[EXERCISE OBJECTIVE]
Gather all lines in the data that hold the string "라인트레이서".

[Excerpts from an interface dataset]

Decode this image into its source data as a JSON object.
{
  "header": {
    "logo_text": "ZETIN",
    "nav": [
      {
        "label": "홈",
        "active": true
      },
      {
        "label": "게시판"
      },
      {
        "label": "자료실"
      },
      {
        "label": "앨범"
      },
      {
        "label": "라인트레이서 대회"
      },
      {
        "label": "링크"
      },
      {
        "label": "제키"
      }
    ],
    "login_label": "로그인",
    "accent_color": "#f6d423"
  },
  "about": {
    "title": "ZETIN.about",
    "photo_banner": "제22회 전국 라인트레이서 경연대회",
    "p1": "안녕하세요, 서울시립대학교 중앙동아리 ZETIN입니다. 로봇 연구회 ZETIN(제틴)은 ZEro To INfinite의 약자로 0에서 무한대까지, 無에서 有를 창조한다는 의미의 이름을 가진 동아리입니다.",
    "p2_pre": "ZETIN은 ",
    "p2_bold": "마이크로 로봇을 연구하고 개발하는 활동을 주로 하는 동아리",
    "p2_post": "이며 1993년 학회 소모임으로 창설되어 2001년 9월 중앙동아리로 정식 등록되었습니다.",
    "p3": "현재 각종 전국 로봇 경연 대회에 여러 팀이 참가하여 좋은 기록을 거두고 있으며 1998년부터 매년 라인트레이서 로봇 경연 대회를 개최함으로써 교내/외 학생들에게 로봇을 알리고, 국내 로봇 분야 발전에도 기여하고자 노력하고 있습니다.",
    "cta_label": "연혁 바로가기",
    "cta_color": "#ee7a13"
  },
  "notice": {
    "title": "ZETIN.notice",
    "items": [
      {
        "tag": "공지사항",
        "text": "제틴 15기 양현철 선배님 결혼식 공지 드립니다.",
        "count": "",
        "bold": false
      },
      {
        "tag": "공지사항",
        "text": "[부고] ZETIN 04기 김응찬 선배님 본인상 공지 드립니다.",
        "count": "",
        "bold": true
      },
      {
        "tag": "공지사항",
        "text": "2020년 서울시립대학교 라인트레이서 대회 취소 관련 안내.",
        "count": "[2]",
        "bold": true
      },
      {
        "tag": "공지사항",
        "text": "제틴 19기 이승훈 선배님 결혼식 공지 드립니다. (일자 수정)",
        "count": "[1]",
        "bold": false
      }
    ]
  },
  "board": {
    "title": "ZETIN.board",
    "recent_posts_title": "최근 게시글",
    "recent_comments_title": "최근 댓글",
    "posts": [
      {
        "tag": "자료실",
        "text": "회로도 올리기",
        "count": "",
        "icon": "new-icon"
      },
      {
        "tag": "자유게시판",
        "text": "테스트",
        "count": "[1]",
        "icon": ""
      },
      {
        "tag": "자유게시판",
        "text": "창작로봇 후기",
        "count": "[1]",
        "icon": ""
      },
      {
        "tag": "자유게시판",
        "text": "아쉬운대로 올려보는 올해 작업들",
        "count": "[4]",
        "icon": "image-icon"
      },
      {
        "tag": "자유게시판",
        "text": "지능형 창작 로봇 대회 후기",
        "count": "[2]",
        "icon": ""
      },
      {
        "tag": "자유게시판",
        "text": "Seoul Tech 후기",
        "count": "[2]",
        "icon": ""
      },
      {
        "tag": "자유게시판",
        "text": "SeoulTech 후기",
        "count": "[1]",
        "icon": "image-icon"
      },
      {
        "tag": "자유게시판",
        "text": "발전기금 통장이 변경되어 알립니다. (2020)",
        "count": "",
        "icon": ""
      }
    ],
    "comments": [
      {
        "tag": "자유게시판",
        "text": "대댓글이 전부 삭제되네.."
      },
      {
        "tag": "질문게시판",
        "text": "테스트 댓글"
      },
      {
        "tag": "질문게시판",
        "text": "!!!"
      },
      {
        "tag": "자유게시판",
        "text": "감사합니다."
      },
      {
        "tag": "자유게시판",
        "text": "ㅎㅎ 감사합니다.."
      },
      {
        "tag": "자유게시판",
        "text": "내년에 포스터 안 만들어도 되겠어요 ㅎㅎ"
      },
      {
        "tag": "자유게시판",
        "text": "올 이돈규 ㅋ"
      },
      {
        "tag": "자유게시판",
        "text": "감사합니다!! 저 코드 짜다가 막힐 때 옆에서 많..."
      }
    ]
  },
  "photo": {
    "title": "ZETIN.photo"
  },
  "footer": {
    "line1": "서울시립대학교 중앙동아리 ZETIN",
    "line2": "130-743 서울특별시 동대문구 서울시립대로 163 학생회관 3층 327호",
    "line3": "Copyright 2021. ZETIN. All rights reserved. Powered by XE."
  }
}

[RESULT OF THE TASK]
        "label": "라인트레이서 대회"
    "photo_banner": "제22회 전국 라인트레이서 경연대회",
    "p3": "현재 각종 전국 로봇 경연 대회에 여러 팀이 참가하여 좋은 기록을 거두고 있으며 1998년부터 매년 라인트레이서 로봇 경연 대회를 개최함으로써 교내/외 학생들에게 로봇을 알리고, 국내 로봇 분야 발전에도 기여하고자 노력하고 있습니다.",
        "text": "2020년 서울시립대학교 라인트레이서 대회 취소 관련 안내.",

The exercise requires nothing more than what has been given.